May 27, 2014 > Learn About High Blood Pressure: A Silent Killer Affecting One of Every Three Americans
Learn About High Blood Pressure: A Silent Killer Affecting One of Every Three Americans
Nearly 67 million AmericansÑone in every three adultsÑhas high blood pressure, according to the U.S. Centers for Disease Control (CDC). High blood pressure, or hypertension, is also called the Òsilent killerÓ because most people who have it donÕt experience any symptoms for the first few years. This can be a serious problem because high blood pressure increases your risk for heart disease and stroke, the first and third leading causes of death in the U.S.

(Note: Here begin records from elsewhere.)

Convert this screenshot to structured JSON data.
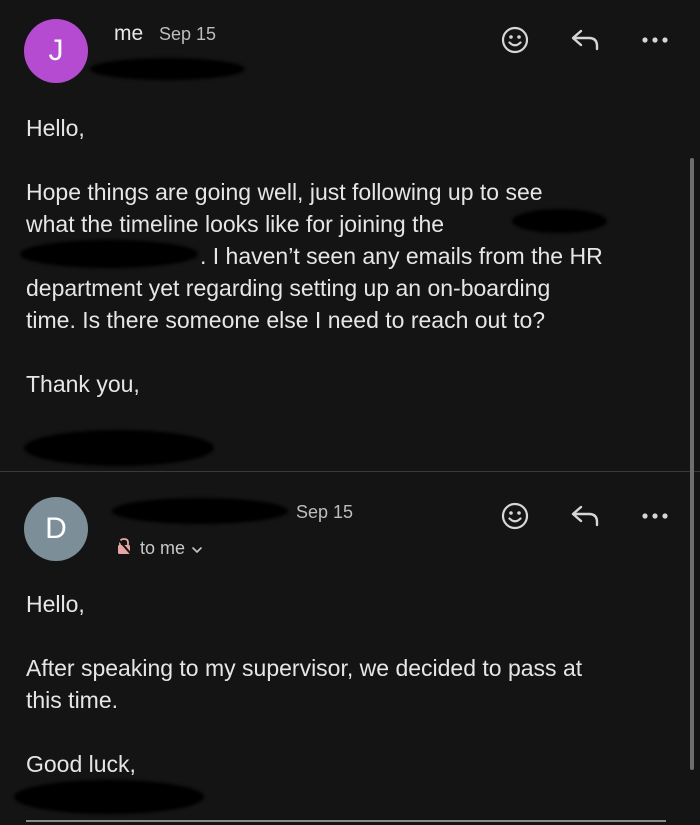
{
  "messages": [
    {
      "avatar_letter": "J",
      "avatar_color": "#b54bd0",
      "sender": "me",
      "date": "Sep 15",
      "body": {
        "greeting": "Hello,",
        "line1": "Hope things are going well, just following up to see",
        "line2": "what the timeline looks like for joining the",
        "line3": ". I haven’t seen any emails from the HR",
        "line4": "department yet regarding setting up an on-boarding",
        "line5": "time. Is there someone else I need to reach out to?",
        "closing": "Thank you,"
      }
    },
    {
      "avatar_letter": "D",
      "avatar_color": "#7c8f99",
      "sender": "",
      "date": "Sep 15",
      "recipient_label": "to me",
      "body": {
        "greeting": "Hello,",
        "line1": "After speaking to my supervisor, we decided to pass at",
        "line2": "this time.",
        "closing": "Good luck,"
      }
    }
  ],
  "icons": {
    "react": "smiley-icon",
    "reply": "reply-arrow-icon",
    "more": "more-dots-icon",
    "lock": "lock-icon",
    "chevron": "chevron-down-icon"
  }
}
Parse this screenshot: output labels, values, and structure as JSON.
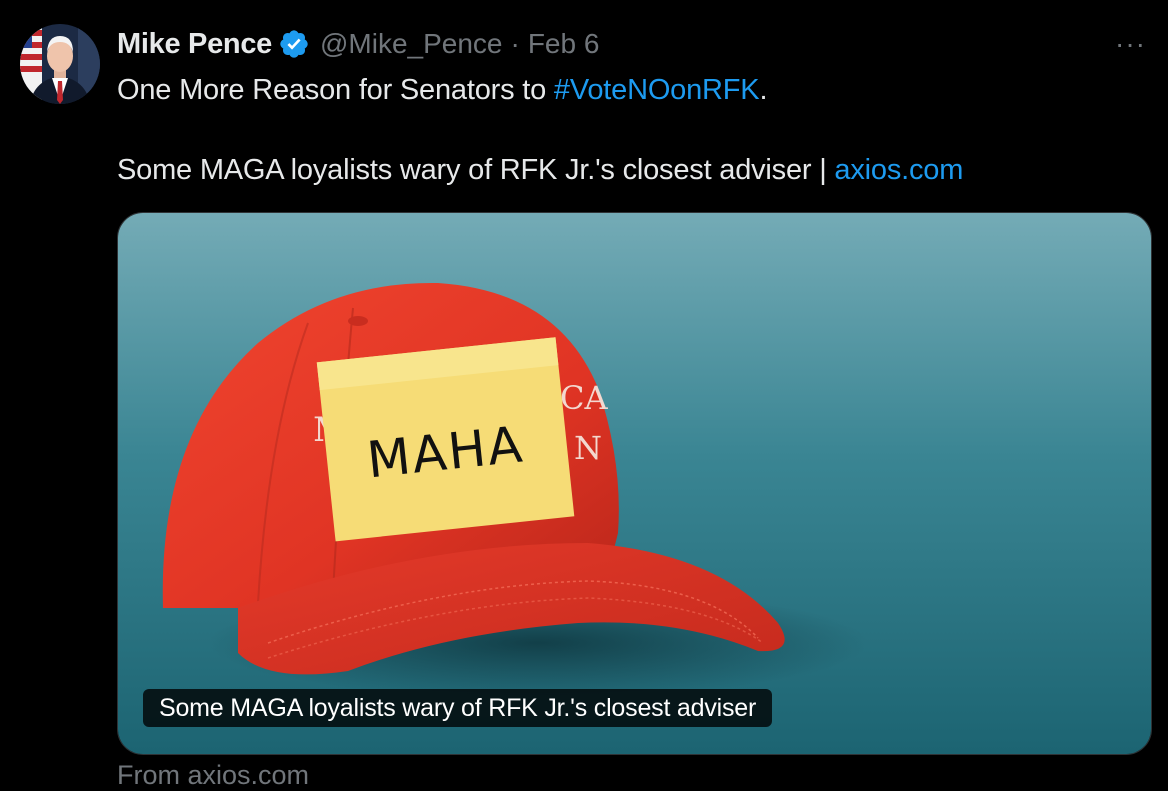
{
  "author": {
    "display_name": "Mike Pence",
    "handle": "@Mike_Pence",
    "separator": "·",
    "date": "Feb 6",
    "verified_icon": "verified-badge-icon",
    "avatar_icon": "profile-photo"
  },
  "more_menu": {
    "icon": "more-horizontal-icon",
    "label": "···"
  },
  "tweet": {
    "line1_text": "One More Reason for Senators to ",
    "hashtag": "#VoteNOonRFK",
    "line1_end": ".",
    "line2_text": "Some MAGA loyalists wary of RFK Jr.'s closest adviser | ",
    "link_text": "axios.com"
  },
  "card": {
    "title": "Some MAGA loyalists wary of RFK Jr.'s closest adviser",
    "image_note_text": "MAHA",
    "hat_text_left": "M",
    "hat_text_right_top": "CA",
    "hat_text_right_bottom": "N",
    "from_domain": "From axios.com"
  },
  "colors": {
    "background": "#000000",
    "text_primary": "#e7e9ea",
    "text_secondary": "#71767b",
    "link": "#1d9bf0",
    "card_bg_top": "#6fa9b5",
    "card_bg_bottom": "#1f6b78",
    "hat_red": "#e8352a",
    "note_yellow": "#f9e27a"
  }
}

ÒMost people with uncontrolled high blood pressure donÕt feel anything the first few years,Ó explained Vanessa Wilson, M.D., an internal medicine specialist with the Washington Township Medical Foundation. Dr. Wilson is also on the medical staff at Washington Hospital.
ÒOver time, high blood pressure can place stress on the bodyÕs organs, including the heart, kidneys and brain,Ó she continued. ÒEventually, if the condition isnÕt detected and treated, there may be complications involving those major organs, such as heart attack, stroke or kidney failure.Ó

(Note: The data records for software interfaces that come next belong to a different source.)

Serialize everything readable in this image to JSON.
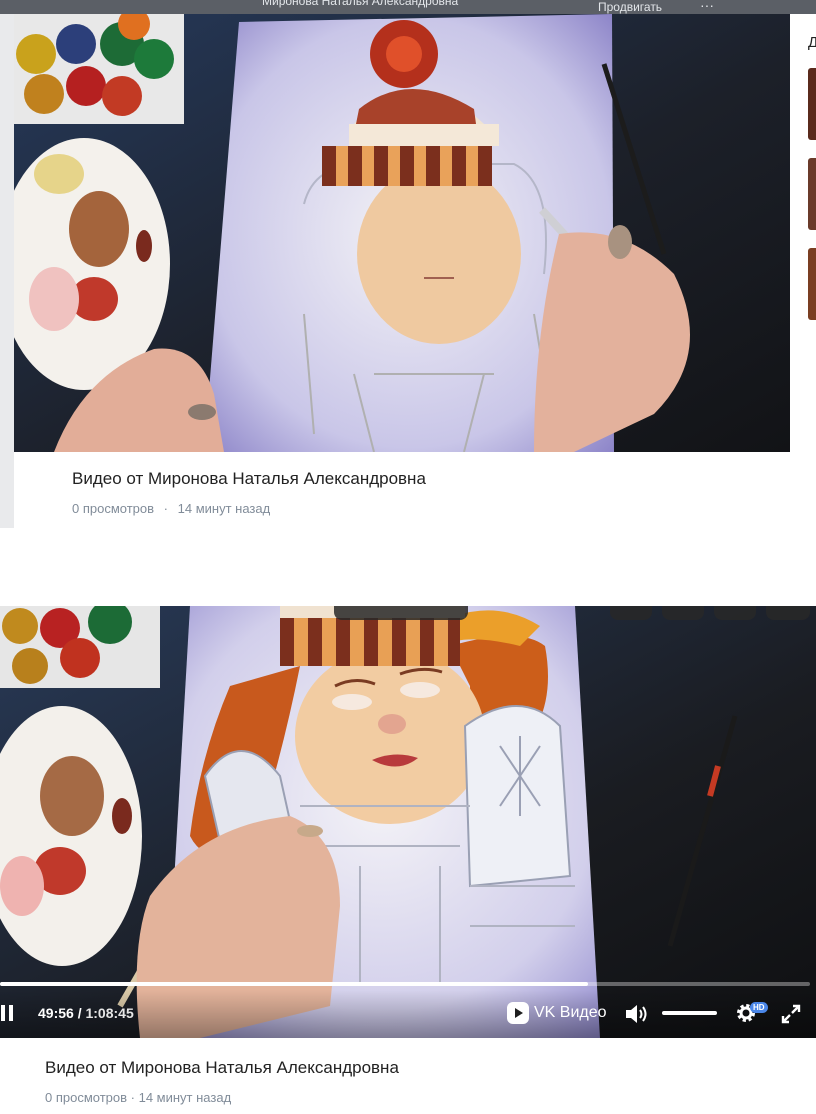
{
  "video1": {
    "title": "Видео от Миронова Наталья Александровна",
    "views": "0 просмотров",
    "separator": "·",
    "time_ago": "14 минут назад",
    "author_partial": "Миронова Наталья Александровна",
    "promote_label": "Продвигать",
    "more_label": "···",
    "sidebar_label": "Д"
  },
  "video2": {
    "title": "Видео от Миронова Наталья Александровна",
    "meta_partial": "0 просмотров · 14 минут назад",
    "player": {
      "current_time": "49:56",
      "time_separator": "/",
      "duration": "1:08:45",
      "progress": 0.726,
      "brand": "VK Видео",
      "hd_badge": "HD",
      "volume_level": 1.0
    }
  }
}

The CDC reports that one in three adults with high blood pressure does not get treatment, and one in two do not have their high blood pressure under control.
Your blood pressure is measured with two numbers, such as 120/80. The first number is called systolic and represents the pressure in your blood vessels when your heart beats. The second number is called diastolic and represents the pressure when the heart rests between beats.
Normal blood pressure is generally accepted to be 120/80 or below. Experts now agree that, for people age 60 and older, normal blood is 150/90 or below. If you are under 60 years of age and have a blood pressure of 140/90 or above, you have hypertension. If you are 60 or older, you have hypertension if your blood pressure is above 150/90. People under 60 whose blood pressure is between 120/80 and 140/90 are considered Òprehypertensive.Ó
ÒBecause high blood pressure is generally a silent disease, getting regular screenings is very important,Ó emphasized Dr. Wilson. ÒYou cannot know if your blood pressure is normal or high unless you are screened, and this means having your blood pressure checked a minimum of once a year.Ó
A blood pressure check should be part of a routine physical exam by your doctor. If you donÕt have a physical exam each year, you can check your own pressure with a blood pressure machine purchased from a local pharmacy. Some pharmacies have their own blood pressure monitoring stations where you can check your blood pressure without having to purchase a machine.
The cuffs on most blood pressure machines go around your upper arm. However, some machines have a cuff that fits around your wrist.
ÒEither type is OK, according to cardiologists IÕve checked with,Ó stated Dr. Wilson. ÒThe arm cuff is considered the gold standard.Ó
Dr. Wilson recommended the following guidelines when checking your blood pressure:
* Do not measure your blood pressure when you are physically or emotionally stressed
* When first checking your blood pressure to determine the usual level, do it once or twice a day, starting in the morning.
* When taking your blood pressure, be in a relaxed, seated position with legs uncrossed. The arm where you are taking the pressure should be at about heart level.
* If your pressure is high, check it again after 5 minutes. If it continues to be high, check it every day for a few days. If it is still high, see your doctor for an evaluation.
Another thing to keep in mind is that levels for most people are higher in the morning than in the evening.
ÒWhen I first see a patient and find that they blood pressure measurement is high, I usually donÕt start treatment right away,Ó said Dr. Wilson. ÒThatÕs because some people get very anxious when they come to the doctor, and that may cause their blood pressure to rise. The syndrome is called Ôwhite coat hypertension.Õ
ÒIf I suspect Ôwhite coat hypertension,Õ I have the patient measure their blood pressure at home,Ó she continued. ÒIf their pressure is only high at my office, I usually conclude they have the syndrome and are not truly hypertensive.Ó
If your blood pressure is in the prehypertensive range, Dr. Wilson recommends you make lifestyle changes to try and lower your pressure. Changes include regular exercise, weight loss, eating a healthy diet with restricted salt, and limiting your consumption of alcohol. If you smoke, you should stop. Taking vitamin D may also help, if the level of vitamin D in your blood is below normal.
ÒAbout 75 to 86 percent of Americans have low vitamin D levels,Ó observed Dr. Wilson. ÒAnd this can contribute to high blood pressure.Ó
You should also consider what other medications you take.
ÒSome medications, such as those used to treat arthritis, can increase your blood pressure,Ó she explained.
If you have hypertension and it doesnÕt respond to lifestyle changes, you should talk with your doctor about the possibility of taking medication to control your blood pressure. Your doctor is best qualified to select the best medication and dosage for your individual needs.
To learn more about high blood pressure, go to www.cdc.gov, the website of the Centers for Disease Control. To find out more about Washington Township Medical Foundation, visit, www.mywtmf.com. For information about Washington Hospital, go to www.whhs.com.